#### [TASK REQUIREMENTS]
What lines of the data below include the word "image"? Report them by copying each.

#### [Component data from apps and pages]
+--

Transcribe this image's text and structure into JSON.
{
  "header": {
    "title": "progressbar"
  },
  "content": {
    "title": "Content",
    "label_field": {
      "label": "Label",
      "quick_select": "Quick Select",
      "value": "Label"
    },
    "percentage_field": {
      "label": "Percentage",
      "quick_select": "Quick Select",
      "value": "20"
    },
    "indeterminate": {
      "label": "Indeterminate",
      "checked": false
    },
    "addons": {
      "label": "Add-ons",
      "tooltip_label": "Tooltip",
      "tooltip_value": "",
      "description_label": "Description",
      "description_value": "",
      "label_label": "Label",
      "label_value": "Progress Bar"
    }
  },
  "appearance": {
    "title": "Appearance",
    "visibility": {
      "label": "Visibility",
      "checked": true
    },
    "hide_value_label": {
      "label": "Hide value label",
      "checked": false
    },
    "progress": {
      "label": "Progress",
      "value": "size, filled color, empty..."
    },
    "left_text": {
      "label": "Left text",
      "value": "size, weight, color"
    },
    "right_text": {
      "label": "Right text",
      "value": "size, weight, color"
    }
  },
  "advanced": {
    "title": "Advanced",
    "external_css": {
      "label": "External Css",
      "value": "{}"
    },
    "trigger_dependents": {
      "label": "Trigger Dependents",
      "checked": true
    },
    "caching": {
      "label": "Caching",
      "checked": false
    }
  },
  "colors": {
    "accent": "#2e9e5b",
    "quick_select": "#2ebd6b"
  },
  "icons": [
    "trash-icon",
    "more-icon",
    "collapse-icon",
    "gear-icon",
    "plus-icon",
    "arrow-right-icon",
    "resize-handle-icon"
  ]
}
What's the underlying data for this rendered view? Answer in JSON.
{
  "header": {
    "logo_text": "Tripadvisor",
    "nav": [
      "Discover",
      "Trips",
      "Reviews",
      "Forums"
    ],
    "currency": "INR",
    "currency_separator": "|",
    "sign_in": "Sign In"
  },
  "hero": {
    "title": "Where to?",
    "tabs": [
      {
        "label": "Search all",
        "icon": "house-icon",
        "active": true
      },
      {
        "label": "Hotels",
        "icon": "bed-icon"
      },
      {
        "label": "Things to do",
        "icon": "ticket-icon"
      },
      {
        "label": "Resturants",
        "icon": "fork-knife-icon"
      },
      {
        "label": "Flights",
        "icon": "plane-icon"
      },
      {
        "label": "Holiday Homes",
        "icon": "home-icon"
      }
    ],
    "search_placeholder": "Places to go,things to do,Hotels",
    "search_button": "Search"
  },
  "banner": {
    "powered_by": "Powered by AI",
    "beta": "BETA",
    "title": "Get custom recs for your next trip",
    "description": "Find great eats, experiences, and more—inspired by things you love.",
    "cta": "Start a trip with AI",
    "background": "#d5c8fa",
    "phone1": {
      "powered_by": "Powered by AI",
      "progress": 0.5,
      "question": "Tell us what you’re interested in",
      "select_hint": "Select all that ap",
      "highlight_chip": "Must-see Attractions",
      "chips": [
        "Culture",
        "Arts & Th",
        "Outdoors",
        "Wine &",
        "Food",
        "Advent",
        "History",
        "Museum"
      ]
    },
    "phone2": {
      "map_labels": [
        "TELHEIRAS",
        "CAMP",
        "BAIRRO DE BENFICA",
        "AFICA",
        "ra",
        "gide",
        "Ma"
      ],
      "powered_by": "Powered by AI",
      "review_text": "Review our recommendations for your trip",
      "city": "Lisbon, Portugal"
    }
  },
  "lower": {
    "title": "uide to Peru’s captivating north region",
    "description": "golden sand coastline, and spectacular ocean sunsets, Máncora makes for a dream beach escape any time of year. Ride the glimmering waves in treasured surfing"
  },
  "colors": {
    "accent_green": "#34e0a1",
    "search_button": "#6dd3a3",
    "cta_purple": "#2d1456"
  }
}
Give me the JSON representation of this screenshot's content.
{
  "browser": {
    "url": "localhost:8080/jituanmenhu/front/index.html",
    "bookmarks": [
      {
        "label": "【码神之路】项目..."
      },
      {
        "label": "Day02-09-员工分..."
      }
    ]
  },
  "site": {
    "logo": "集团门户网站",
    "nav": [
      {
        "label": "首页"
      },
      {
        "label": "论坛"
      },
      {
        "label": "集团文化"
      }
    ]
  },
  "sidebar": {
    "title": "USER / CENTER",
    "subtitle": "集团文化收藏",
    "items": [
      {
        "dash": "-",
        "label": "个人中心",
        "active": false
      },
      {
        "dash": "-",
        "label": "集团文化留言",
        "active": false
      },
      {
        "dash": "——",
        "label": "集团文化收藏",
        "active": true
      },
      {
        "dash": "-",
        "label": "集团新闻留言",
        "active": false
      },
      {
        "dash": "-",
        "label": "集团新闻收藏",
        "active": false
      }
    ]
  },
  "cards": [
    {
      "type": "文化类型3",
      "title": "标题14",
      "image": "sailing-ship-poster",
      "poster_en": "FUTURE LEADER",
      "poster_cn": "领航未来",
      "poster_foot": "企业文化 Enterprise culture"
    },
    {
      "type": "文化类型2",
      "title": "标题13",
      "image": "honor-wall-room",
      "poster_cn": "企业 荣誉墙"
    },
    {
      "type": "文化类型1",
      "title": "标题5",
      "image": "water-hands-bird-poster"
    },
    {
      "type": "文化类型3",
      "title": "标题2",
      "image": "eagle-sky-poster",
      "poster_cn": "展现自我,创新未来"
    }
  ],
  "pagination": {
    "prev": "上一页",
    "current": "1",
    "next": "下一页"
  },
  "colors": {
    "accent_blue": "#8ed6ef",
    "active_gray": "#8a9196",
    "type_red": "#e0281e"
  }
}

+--

#### [TASK RESULT]
Transcribe this image's text and structure into JSON.
      "image": "sailing-ship-poster",
      "image": "honor-wall-room",
      "image": "water-hands-bird-poster"
      "image": "eagle-sky-poster",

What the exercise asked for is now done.